The Nine Senses
In these exquisitely crafted prose poems, Melissa Kwasny examines the world around her with the quiet and profound attention of a poet at the height of her powers.
The questions that have informed much of Kwasny’s previous work—how does one have a relationship with the natural world in our time? What can we learn about being human from non-human forms of life?—find a new urgency in The Nine Senses, as image collides with image to produce a singular ecological and poetic vision, one that is often dire and surreal. “Perhaps the extra four senses contribute to the surreal in the sense that Breton defined it—as resolution of the real and the dream,” Kwasny writes in the title poem.
Thematically rich and varied, touching on mortality, temporality, and eternity, this collection puts Kwasny on the forefront of American poetry, and asks the reader: how do we tie ourselves to the world when our minds are always someplace other than where we are?
Like this book? Sign up for occasional updates
Praise and Prizes
“Morphing, fleet, intricately paced, register-stretching, comfortable in myriad modes of discourse . . . A quietly magnificent collection of prose poems that can be read as luminous, rill-fresh engagements with Sufi scholar Henry Corbin’s question: Not ‘what’ but ‘who’ is the earth?”
“These poems are exceptional for their crisp movement, their clarity, their stunningly original images, and their intimate humanity. To read them is to enter a sensibility so finely tuned that each moment of the experience is achingly real, as though time had slowed and allowed your perceptual apparatus to catch up, as though at last you had been given more life, and new eyes with which to see it. The Nine Senses is a startling and wonderful book.”

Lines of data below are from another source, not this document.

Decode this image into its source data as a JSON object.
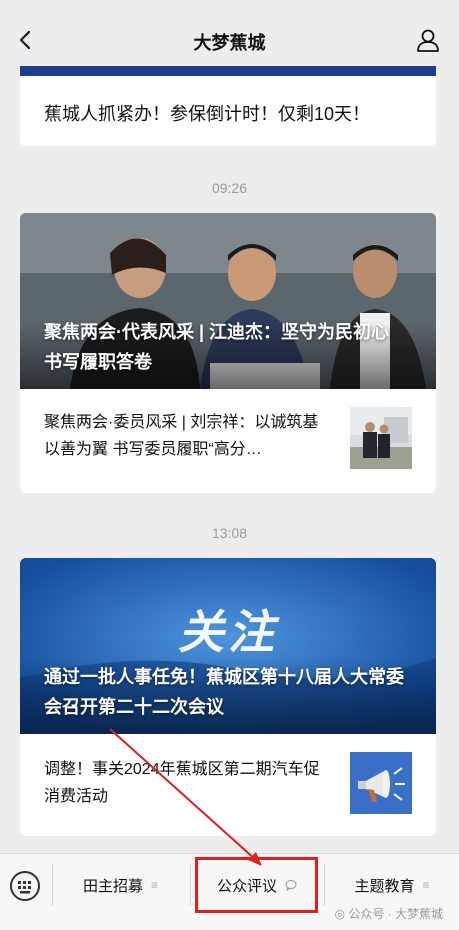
{
  "nav": {
    "title": "大梦蕉城"
  },
  "feed": {
    "top_card_title": "蕉城人抓紧办！参保倒计时！仅剩10天！",
    "groups": [
      {
        "time": "09:26",
        "cover_title": "聚焦两会·代表风采 | 江迪杰：坚守为民初心 书写履职答卷",
        "sub_title": "聚焦两会·委员风采 | 刘宗祥：以诚筑基 以善为翼 书写委员履职“高分…"
      },
      {
        "time": "13:08",
        "cover_badge": "关注",
        "cover_title": "通过一批人事任免！蕉城区第十八届人大常委会召开第二十二次会议",
        "sub_title": "调整！事关2024年蕉城区第二期汽车促消费活动"
      }
    ]
  },
  "bottom_menu": {
    "items": [
      {
        "label": "田主招募",
        "icon": "menu-lines-icon"
      },
      {
        "label": "公众评议",
        "icon": "comment-bubble-icon"
      },
      {
        "label": "主题教育",
        "icon": "menu-lines-icon"
      }
    ],
    "watermark": "公众号 · 大梦蕉城"
  },
  "colors": {
    "highlight": "#e02020",
    "bar": "#1f3f8a"
  }
}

“In The Nine Senses, Melissa Kwasny follows the path of amor mundi beyond the ‘senses five,’ never parting the real from the dreamt, the dead from the living, the lost from the loved, the solitary from the communal. As with my favorite words, rooms, faces, and flowers, I feel that light is sewn up into these poems. Kwasny has written us a book of charms, in the old sense. A book to bind us to the world, and to each other.”